Popular Democratic website Daily Kos’s posters and commenters frequently referred to the former President as “Chimpy McHitler” or published screeds ticking off the similarities between the two men. Somehow, despite the poor taste of the Daily Kos writers (and the uncharacteristic silence of the Times editorial page back then), we made it though the dark night.
Last year, in response to the previous administration’s efforts to get a bill passed establishing retroactive immunity for telecommunications companies, Keith Olbermann intoned elegantly, “”If you believe in the seamless mutuality of government and big business — come out and say it!” he said. “There is a dictionary definition, one word that describes that toxic blend. You’re a fascist — get them to print you a t-shirt with “fascist” on it! What else is this but fascism?”
Nonetheless a scant few months later we had free elections and a peaceful transition of government. Somehow Olbermann’s rants did not lead to the collapse of western civilization, but now Rush Limbaugh and Bill O’Reilly and anyone starkly critical of the current administration and its policies are going to lead the nation to ruin?
Millions of Americans did not vote for President Obama, and even among those who did, many staunchly oppose the recently passed stimulus plan, the nationalization of GM and Chrysler, the pending climate change legislation, and soon, a proposal for national(ized) health insurance.
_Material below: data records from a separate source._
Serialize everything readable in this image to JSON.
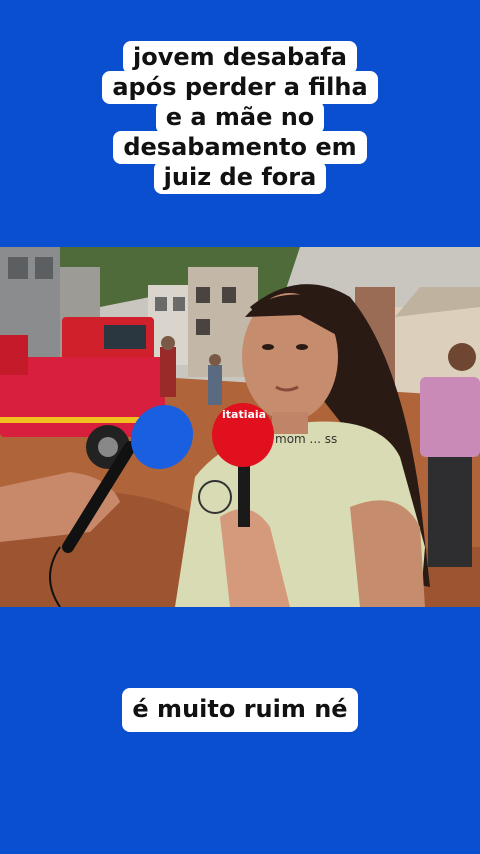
{
  "title": {
    "lines": [
      "jovem desabafa",
      "após perder a filha",
      "e a mãe no",
      "desabamento em",
      "juiz de fora"
    ]
  },
  "photo": {
    "mic_brand": "itatiaia",
    "shirt_text": "mom ... ss"
  },
  "caption": "é muito ruim né",
  "colors": {
    "background": "#0a4fd0",
    "text_box": "#ffffff",
    "mic_red": "#e0101e",
    "mic_blue": "#1a5fe0",
    "mud": "#b0643a"
  }
}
Count me among them, actually.
To equate legitimate criticism of the government as an enabler of horrific violence, criminality and murder is to de-legitimize dissent altogether. Martin Scorcese and Jodie Foster did not enable Reagan’s would be assassin three decades ago, and Fox News, while it may be lacking in restraint or good taste, is no more responsible for the crackpots who wreaked havoc on their communities in recent weeks than Taxi Driver was for John Hinckley’s irrational behavior.
Recently the President’s press Secretary, echoing a much criticized comment of one of his predecessors, stated that Americans need to be careful about what they say (at the time, Gibbs was cautioning against criticizing the President’s Supreme Court nominee); however, with the nation at war, the economy in recession, and deficits ballooning, is this the time to be judicious in speaking for or against the government and its policies? And if Mr. Rich and his ilk believe now is not the right time to speak out, when will the time ever be right?
Americans may not always be eloquent, or may not always exercise good taste, even those who do not work for Fox News. But they should always be unafraid to exercise their right to speak and be heard, and not fear being tarred in the increasingly irrelevant New York Times as enabling some nutjob’s fantasies.
For the record: I have watched Taxi Driver at least 20 times, and I am perfectly sane. Really. I even passed some government psych tests a few years back. . .